* _PROBLEM REQUIREMENTS_:
Restate every line of the data word for word, except for the images.

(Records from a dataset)
+-------+

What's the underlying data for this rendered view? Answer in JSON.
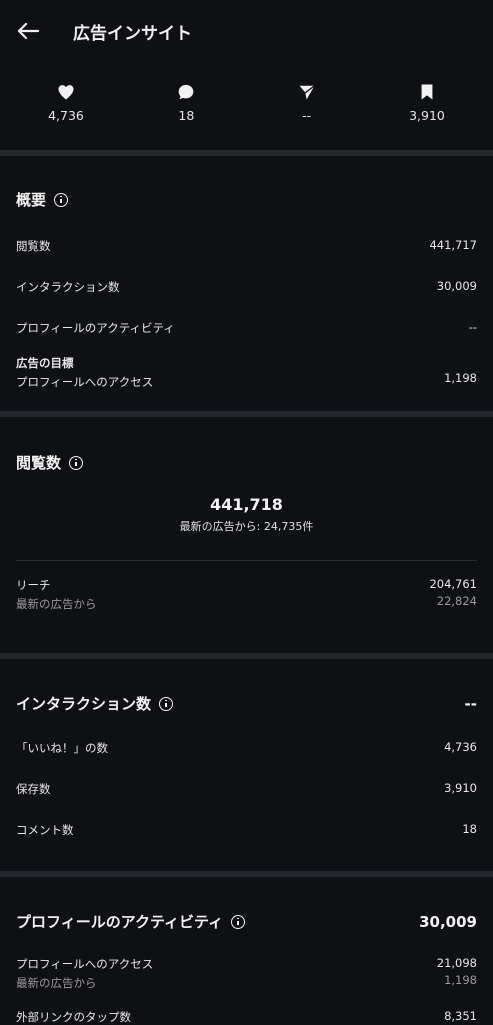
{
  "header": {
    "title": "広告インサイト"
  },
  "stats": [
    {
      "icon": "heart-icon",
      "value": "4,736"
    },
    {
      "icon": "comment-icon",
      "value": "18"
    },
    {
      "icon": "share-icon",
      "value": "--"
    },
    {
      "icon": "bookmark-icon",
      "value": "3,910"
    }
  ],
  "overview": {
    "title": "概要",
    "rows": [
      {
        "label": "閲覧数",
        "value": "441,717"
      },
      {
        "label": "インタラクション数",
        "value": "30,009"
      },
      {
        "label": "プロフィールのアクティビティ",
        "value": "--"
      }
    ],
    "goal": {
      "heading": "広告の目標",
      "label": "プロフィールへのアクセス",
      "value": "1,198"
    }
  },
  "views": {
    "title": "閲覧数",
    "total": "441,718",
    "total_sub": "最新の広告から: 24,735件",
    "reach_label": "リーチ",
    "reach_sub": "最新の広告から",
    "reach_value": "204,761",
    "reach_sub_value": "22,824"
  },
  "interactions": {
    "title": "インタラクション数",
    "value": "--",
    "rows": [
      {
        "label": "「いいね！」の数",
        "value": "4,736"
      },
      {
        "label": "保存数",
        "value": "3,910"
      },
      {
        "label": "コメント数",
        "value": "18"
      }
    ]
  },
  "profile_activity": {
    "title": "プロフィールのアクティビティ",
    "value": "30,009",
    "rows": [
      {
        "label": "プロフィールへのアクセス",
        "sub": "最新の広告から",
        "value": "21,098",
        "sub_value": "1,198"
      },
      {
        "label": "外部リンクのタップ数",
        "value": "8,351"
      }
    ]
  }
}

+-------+

* _SOLUTION TO THE PROBLEM_:
What's the underlying data for this rendered view? Answer in JSON.
{
  "header": {
    "title": "広告インサイト"
  },
  "stats": [
    {
      "icon": "heart-icon",
      "value": "4,736"
    },
    {
      "icon": "comment-icon",
      "value": "18"
    },
    {
      "icon": "share-icon",
      "value": "--"
    },
    {
      "icon": "bookmark-icon",
      "value": "3,910"
    }
  ],
  "overview": {
    "title": "概要",
    "rows": [
      {
        "label": "閲覧数",
        "value": "441,717"
      },
      {
        "label": "インタラクション数",
        "value": "30,009"
      },
      {
        "label": "プロフィールのアクティビティ",
        "value": "--"
      }
    ],
    "goal": {
      "heading": "広告の目標",
      "label": "プロフィールへのアクセス",
      "value": "1,198"
    }
  },
  "views": {
    "title": "閲覧数",
    "total": "441,718",
    "total_sub": "最新の広告から: 24,735件",
    "reach_label": "リーチ",
    "reach_sub": "最新の広告から",
    "reach_value": "204,761",
    "reach_sub_value": "22,824"
  },
  "interactions": {
    "title": "インタラクション数",
    "value": "--",
    "rows": [
      {
        "label": "「いいね！」の数",
        "value": "4,736"
      },
      {
        "label": "保存数",
        "value": "3,910"
      },
      {
        "label": "コメント数",
        "value": "18"
      }
    ]
  },
  "profile_activity": {
    "title": "プロフィールのアクティビティ",
    "value": "30,009",
    "rows": [
      {
        "label": "プロフィールへのアクセス",
        "sub": "最新の広告から",
        "value": "21,098",
        "sub_value": "1,198"
      },
      {
        "label": "外部リンクのタップ数",
        "value": "8,351"
      }
    ]
  }
}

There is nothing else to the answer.